Governance Charter for Managing New Product Investments
Updated: Mar 9
Dear Reader, Joe the CEO, Leon the Product Line Director and Emily the Product Manager are hard working people, very motivated to make their company successful. But each of them is a little powerless. Why powerless, and what can we do about it?
Joe is of course in a special position: as a CEO he has a series of steering instruments, like Strategy and KPI Setting, Strategic Initiatives and the Allocation of Budgets . The most relevant Steering instrument is of course that he can set the financial targets for his reports, his board members like the CTO, CMO and the Commercial VPs. And still powerless? I think so, because big organization are not like small startups, there is a big distance between the CEO (the boss) and the shop floor. How can Joe be confident that his organization will deliver in line with the targets, the timeline targets, strategic targets and of course the financial targets. There are so many layers between the Board room and for example a software developer or an industrial designer. How can the CEO be sure that these people contribute their ideas, designs, work, to the company strategies? How can he be sure that these guys don’t take decisions that have an unintentional substantial impact on the company plans? (Note: this risk is per definition embedded in several Agile methodologies. Agile gives a lot of power to the developers, the shop floor.)
When you look at the positions of the Product Line Manager and the Product Manager, you could say that they are in central management positions, but mostly they don’t own the budgets. As Leon said: “I don’t have the budget to enforce internal deliveries, I have to ask, agree and coordinate”. One level lower in the hierarchy Emily faces in fact the same challenge, she cannot enforce results, she has to coordinate and deal with unexpected events, lack of resources. Dependent on goodwill.
I do not expect that large companies will change their traditional budget allocations, they will continue to allocate annual budgets to R&D, Engineering Departments, Production, Marketing and Branding. So these departments are the resource owners and have traditionally an intrinsic powerful position. Compare it with IT. IT is a facilitating function, but because infrastructure is such a sensitive, mission critical function, IT is quite powerful in the decision making. IT can make or break initiatives, to a certain extend of course. The same is true for Engineering. Engineering can always call on technical problems, unforeseen conditions and events and therefore lack of critical resources, to justify delay and scope changes. The same is true for Production, I saw so often that Product Management had to wait a long time for a product trial in the plant. There is not always a pilot plant, so testing often has to happen while production has to continue, so product managers depend on the goodwill of the plant directors.

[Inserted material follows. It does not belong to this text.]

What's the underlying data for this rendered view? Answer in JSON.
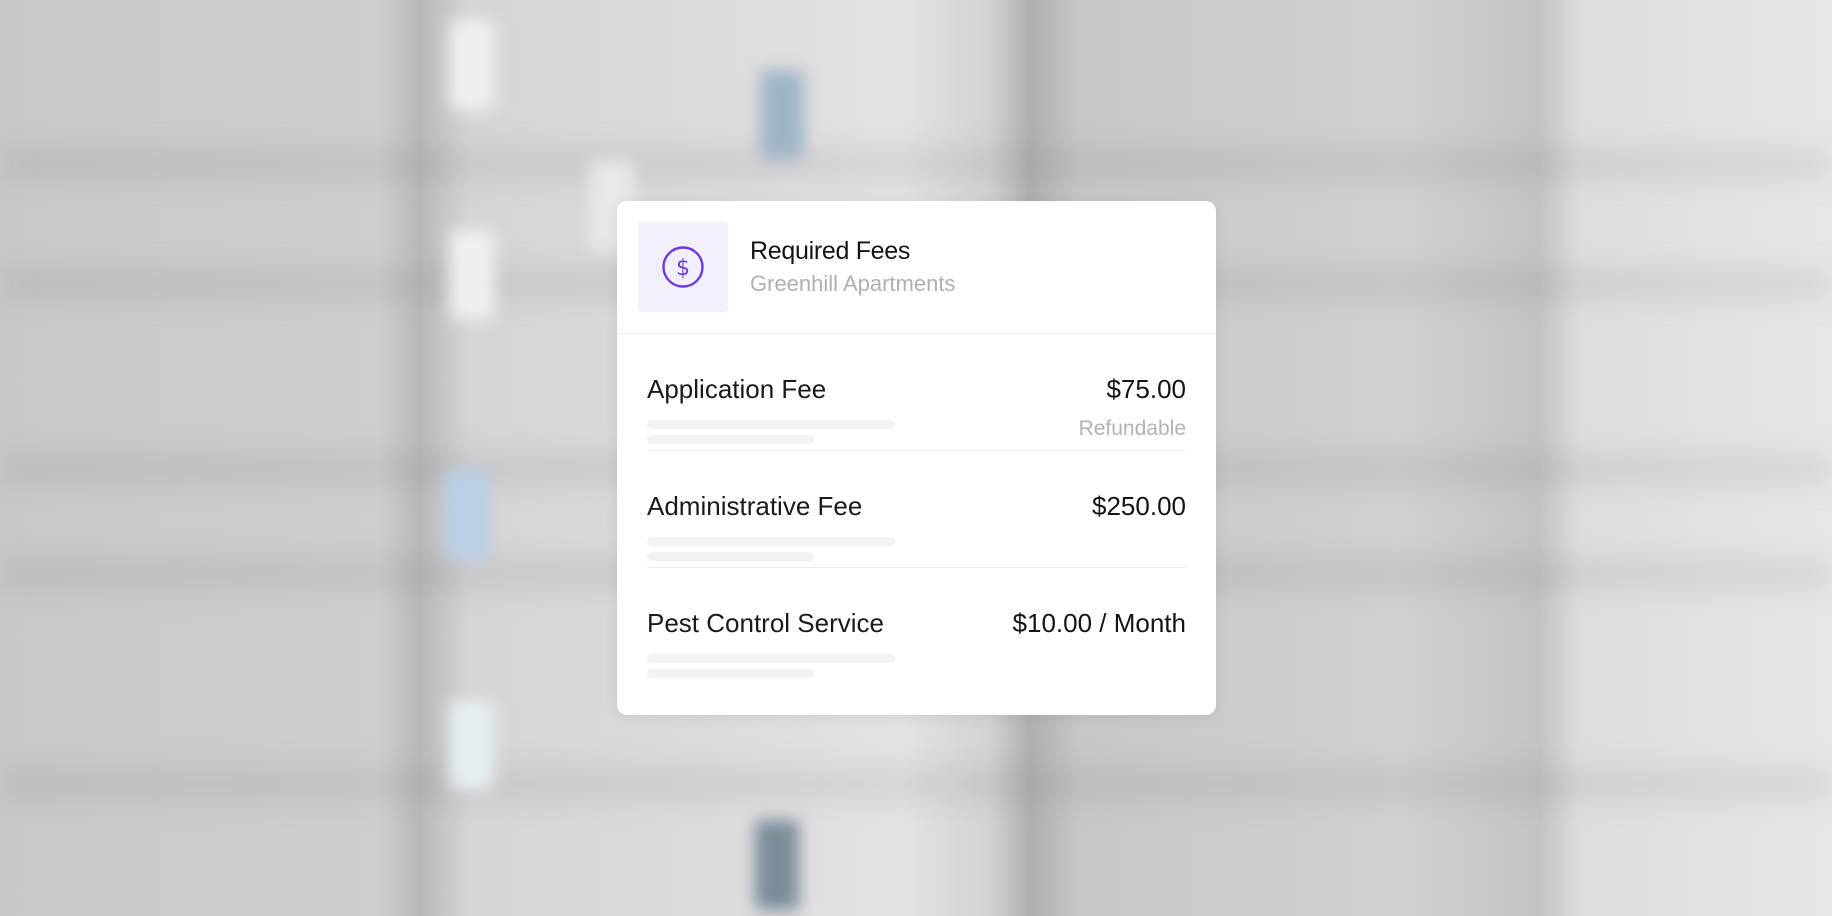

The only way that I know to create a so called “Balance of Powers” and put Product Line Managers and with them Product Managers in a better position to make their targets, is to introduce a so called “Rules of Governance Charter”, that is owned by the CEO, and is undersigned by the Board members. The Governance Charter defines who is mandated to decide what, who should review what, who can start or stop an investment, who is accountable for what, and for which data, and how internal agreements and contracts between the functions should be formulated. In a transparent manner. For example, it defines who has to commit what to the Product Line Roadmaps, in any case the delivering parties. If the internal delivering parties, departments, commit to timelines (deadlines) and specifications, for example of certain Features, as if they are 3rd party suppliers, and, if there is a management system to track the decision making and commitments, fully transparent also for the CEO, then the coordination and realization of new product roadmaps should be easier, not be built on collegial goodwill but on clear regulations. In the end the resources belong to the company as a whole, and the CEO has to have a decision making and accountability framework that gives his Product Line Directors who have revenue targets the means to coordinate with a real steer in their hands. And the Engineering departments have an analog engineering roadmap, a solid work agenda, to be efficient and effective. A clear Governance Charter avoids duplication of management structures. You don’t want unconnected strategies and agendas. These are very expensive and counterproductive. No news under the sun.
Decision making has to be transparent, well organized and systematic. Without this a company cannot have direction, agility and short lines between strategy and execution. Also a large organization can be flexible and agile, and be steered. A good Balance of Powers and Rules of Governance Charter are conditional if you need speed and agility, in complex technical situations, if you need to control cost, and if you have to go into one and only business direction, together, in harmony.
I will write more about Governance in my next blogs.